- the 5-10 fundamental values (peace, justice, health, etc)
- the 5-10 basic disciplines (physics, chemistry, biology, etc)
- continuous critical problems (of Ozbekhan or Battelle)
- major international (governmental) organizations
- disciplines taught at an average university
- major multinational corporations
- major multilateral treaties
- major recognized occupations
- sovereign nation-states
By contrast, the sections on perceived world problems in this Encyclopedia cover in each case over 10,000 items (Order of magnitude 4). Those on values and modes of awareness cover over 1,000 items (Order of magnitude 3). The argument of this project is that people and organizations clearly identify with concepts distinguished at this level of detail. It is less easy for them to identify in any operational way with items distinguished at lower orders of magnitude, especially at level 0 or 1, although it is clearly in terms of concepts at level 0 or 1 that people can be temporarily swayed by the media.
5. Weakness of international information
Through the various international statistical series maintained by the United Nations Specialized Agencies (and published in their various Statistical Yearbooks), details are available on the number of cinemas, newspapers, radios, libraries, and so on, per capita in each country. But no systematic collection of information is publicly available on, for example, the number of local, regional, or national organizations in different areas, even in developed countries. The first type of data could be considered as covering methods of informing, instructing, or influencing individuals or groups - namely, the downward flow from centres of power and excellence. The second, and missing, type covers methods by which individuals and their minority groups express, protect, and further their particular interests and blend them into those of society as a whole.
Such devices are the channels through which individuals participate in society, refine definitions of values, and mould the direction of development. Bertram Gross notes: "It is the intricate network of the subsystems that, more than anything else, establishes the framework of social structure." (The state of the nationals; social systems accounting. In: Social Indicators, R A Bauer (Ed). Cambridge, MIT Press, 1966, p.194).

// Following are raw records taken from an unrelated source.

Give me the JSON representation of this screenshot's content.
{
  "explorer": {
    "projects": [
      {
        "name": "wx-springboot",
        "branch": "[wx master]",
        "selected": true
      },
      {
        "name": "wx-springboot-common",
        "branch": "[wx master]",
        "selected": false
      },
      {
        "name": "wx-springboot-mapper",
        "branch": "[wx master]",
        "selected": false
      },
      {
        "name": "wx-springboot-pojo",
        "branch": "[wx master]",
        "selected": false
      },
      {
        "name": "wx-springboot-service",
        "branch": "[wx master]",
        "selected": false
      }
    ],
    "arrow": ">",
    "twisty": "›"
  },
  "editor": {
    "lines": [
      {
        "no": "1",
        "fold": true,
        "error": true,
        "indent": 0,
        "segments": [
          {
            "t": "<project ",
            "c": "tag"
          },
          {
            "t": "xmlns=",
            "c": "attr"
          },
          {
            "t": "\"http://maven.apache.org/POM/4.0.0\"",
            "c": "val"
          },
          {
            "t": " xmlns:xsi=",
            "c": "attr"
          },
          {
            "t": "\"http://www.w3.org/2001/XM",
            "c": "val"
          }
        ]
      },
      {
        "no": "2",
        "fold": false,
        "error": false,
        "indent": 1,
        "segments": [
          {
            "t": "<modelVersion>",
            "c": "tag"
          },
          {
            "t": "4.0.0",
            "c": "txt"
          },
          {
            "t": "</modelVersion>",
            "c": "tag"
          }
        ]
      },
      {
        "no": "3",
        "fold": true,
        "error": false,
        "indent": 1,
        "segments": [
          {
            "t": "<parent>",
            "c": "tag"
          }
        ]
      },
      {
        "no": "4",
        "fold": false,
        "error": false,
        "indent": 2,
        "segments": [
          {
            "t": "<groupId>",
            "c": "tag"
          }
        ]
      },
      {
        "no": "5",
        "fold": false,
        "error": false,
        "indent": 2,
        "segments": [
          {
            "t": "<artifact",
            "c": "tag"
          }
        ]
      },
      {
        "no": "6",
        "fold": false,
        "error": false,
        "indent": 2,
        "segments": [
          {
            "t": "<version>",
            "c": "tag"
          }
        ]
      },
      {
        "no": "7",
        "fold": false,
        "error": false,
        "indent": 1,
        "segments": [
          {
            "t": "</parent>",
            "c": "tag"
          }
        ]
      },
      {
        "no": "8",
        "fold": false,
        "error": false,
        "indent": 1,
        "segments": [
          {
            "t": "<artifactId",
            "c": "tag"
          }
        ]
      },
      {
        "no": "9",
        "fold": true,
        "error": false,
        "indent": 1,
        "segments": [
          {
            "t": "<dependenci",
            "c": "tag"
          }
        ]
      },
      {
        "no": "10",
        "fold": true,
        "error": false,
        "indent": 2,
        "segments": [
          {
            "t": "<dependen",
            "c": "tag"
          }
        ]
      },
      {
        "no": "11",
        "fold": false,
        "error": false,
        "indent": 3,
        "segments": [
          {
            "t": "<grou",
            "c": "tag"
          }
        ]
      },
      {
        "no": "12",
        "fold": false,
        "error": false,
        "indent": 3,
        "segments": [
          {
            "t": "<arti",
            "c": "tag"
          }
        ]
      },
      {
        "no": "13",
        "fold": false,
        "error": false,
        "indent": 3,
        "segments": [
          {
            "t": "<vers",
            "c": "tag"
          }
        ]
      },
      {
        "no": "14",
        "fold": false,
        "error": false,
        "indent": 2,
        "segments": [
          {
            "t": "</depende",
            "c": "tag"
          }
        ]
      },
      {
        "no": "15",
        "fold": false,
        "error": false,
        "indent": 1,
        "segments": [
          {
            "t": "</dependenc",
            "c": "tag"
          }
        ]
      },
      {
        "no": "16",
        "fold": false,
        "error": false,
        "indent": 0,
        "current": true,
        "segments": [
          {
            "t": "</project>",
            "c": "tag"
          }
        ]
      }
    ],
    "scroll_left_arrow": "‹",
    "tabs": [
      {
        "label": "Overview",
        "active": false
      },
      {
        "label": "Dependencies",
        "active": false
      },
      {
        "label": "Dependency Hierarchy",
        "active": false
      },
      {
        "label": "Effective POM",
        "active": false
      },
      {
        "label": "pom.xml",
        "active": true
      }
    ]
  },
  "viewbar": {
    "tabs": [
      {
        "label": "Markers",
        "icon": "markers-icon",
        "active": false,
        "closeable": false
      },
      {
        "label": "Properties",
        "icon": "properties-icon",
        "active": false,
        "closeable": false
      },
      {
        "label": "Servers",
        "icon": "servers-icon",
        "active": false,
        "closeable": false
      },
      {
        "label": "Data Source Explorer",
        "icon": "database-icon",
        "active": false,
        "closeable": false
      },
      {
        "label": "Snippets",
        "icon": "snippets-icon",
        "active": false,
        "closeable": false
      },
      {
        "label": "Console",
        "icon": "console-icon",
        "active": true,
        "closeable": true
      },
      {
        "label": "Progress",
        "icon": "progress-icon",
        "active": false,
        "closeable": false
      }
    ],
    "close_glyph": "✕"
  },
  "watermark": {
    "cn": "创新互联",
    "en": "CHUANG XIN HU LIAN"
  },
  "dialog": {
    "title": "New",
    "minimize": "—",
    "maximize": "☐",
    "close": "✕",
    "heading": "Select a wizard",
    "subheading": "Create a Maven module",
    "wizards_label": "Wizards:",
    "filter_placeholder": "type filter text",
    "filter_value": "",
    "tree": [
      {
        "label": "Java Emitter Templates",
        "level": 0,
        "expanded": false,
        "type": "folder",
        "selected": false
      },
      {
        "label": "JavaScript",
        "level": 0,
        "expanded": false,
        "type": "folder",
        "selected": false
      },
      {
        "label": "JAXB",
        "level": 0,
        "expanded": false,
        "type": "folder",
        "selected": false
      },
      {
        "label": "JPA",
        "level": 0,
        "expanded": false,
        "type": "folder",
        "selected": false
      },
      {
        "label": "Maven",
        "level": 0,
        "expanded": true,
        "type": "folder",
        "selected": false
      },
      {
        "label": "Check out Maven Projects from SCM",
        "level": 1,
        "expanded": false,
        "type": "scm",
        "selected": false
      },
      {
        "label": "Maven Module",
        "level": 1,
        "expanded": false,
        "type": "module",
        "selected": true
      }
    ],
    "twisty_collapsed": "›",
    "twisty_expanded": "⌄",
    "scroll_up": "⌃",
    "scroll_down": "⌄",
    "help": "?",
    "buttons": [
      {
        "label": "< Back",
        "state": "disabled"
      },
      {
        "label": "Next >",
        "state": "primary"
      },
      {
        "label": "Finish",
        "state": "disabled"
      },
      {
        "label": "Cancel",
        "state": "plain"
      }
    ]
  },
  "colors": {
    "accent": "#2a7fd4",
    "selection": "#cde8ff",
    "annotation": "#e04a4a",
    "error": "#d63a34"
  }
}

Serious questions are raised when the International Labour Office's Yearbook of Labour Statistics has data on industrial disputes and accidents, but no data on trade unions. Until data is available and attention is focused on the social devices (and their interrelationships) through which individuals initiate their own participation in society, it is questionable whether theories and policies based on aggregation of data on the social devices by which they can be influenced and controlled will result in policies which respond to (rather than create) social problems, or will be considered meaningful by individuals or the smaller groups which represent their special interests.